The same DNA in Cain is in those who are lovers of self to the exclusion of Christ. One must have a transfusion of the blood of Christ through repentance and forgiveness, becoming ‘born again’ and enabling a person to stop the restlessness that drives them always to be searching but never finding. God is looking for Kingdom builders, those who understand the times and know what to do. Culture is changed, not so much by legislating laws or the power of do’s and don’ts, but by the transforming power that comes through a changed heart which only a loving Father can provide.
Four Characteristics That Mark the Societies We Live In.
1. Loss of our Roots: The world wants to come home, but it cannot as long as it desires to return on its own terms. Cain had no change of heart, softening of temper, or love of family.
2. Closeness without Community: Surrounded by millions of people, our culture screams loneliness. Perhaps like Cain, we are all tempted to be led to wander by our own sense of guilt, hardness of heart, and fear of retribution.

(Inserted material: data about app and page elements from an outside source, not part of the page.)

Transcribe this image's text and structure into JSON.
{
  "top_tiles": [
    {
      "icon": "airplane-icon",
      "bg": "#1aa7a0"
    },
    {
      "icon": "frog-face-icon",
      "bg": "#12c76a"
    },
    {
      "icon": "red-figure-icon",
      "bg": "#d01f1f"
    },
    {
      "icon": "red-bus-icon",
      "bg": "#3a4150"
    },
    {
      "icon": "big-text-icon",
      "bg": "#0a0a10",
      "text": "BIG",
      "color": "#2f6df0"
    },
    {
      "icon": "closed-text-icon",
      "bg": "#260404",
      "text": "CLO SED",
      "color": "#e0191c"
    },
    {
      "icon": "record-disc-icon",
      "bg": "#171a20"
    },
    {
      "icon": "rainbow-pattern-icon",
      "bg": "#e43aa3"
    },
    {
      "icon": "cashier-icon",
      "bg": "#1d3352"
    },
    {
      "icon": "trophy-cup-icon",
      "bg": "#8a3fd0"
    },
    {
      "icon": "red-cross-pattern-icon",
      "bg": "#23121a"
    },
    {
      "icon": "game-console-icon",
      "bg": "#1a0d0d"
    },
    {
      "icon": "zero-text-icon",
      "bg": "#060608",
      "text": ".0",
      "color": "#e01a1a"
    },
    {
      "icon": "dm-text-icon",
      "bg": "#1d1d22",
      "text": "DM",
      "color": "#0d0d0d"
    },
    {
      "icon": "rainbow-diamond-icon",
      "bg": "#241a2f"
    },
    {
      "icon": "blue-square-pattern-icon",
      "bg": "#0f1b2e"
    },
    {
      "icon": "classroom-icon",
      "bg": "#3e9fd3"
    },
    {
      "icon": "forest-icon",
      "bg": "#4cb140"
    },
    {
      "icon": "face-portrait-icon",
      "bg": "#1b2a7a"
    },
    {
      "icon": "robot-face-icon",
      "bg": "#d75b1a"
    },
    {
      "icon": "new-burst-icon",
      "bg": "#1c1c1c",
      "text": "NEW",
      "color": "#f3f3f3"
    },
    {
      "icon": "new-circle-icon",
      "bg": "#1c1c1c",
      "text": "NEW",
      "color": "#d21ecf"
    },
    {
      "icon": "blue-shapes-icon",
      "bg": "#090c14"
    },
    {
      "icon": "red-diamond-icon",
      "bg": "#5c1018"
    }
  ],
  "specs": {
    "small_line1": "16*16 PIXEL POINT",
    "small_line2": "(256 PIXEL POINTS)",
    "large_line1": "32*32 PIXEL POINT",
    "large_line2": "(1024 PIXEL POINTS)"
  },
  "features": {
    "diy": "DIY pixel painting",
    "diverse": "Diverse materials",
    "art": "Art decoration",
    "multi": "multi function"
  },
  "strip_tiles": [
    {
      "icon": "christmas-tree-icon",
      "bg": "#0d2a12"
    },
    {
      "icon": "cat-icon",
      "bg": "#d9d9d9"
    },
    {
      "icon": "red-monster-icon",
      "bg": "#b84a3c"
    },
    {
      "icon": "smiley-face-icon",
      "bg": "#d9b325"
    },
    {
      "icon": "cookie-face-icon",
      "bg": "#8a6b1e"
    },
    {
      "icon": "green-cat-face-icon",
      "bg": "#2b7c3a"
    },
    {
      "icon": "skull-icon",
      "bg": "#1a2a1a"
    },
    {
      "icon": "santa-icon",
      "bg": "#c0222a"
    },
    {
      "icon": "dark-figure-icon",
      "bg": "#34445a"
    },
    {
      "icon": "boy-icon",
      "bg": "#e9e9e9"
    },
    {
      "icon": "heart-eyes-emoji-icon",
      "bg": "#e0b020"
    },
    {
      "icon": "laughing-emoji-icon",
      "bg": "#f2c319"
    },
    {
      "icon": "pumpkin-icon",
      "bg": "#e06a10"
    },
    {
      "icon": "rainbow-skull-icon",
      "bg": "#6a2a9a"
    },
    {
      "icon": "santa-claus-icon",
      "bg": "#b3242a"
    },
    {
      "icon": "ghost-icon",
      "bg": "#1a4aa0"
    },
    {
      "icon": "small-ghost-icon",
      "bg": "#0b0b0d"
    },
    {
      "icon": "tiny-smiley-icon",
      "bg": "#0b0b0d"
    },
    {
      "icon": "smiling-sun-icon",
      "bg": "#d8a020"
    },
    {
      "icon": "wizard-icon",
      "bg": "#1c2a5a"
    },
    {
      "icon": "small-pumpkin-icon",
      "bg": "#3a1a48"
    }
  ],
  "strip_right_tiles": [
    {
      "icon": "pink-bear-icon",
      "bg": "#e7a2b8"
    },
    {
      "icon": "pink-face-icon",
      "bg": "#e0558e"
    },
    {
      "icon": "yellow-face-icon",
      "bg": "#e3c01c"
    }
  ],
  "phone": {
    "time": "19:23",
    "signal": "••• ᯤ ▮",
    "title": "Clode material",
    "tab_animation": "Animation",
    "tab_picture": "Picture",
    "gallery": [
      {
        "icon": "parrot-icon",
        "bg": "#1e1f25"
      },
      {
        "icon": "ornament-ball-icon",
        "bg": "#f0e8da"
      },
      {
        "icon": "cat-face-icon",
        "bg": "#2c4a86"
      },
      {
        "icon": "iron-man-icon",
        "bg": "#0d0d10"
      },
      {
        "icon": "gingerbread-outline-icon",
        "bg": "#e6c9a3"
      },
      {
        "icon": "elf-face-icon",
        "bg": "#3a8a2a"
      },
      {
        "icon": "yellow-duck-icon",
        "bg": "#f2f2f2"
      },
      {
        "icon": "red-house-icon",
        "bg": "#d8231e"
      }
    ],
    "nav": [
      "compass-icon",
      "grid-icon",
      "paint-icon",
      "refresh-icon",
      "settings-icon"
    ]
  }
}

3. Worship of Outward Beauty: Be careful to not be enticed by a culture that is committed to physical pleasure, beauty, and charm. It is truly the sin that is crouching at your door that desires to master you
4. Pride in Passion: The last characteristic of Cain’s civilization is pride, culminating in an arrogant defense of murder. Cain complained that his punishment was more than he could bear yet he refused to repent for killing his brother.
The only answer is Jesus. John 3:35-36 NKJ says this, “The Father loves the Son and has given all things into His hands. He who believes in the Son has everlasting life, and he who does not believe the Son shall not see life, but the wrath of God abides on him.” The cry within the heart of humanity is to come home to the Father, otherwise, they will be ‘restless wanderers’ for the rest of their lives. Jesus came to eradicate the wandering orphan spirit forever. He is the way, the truth, and the life, and the only way to the Father is through Him.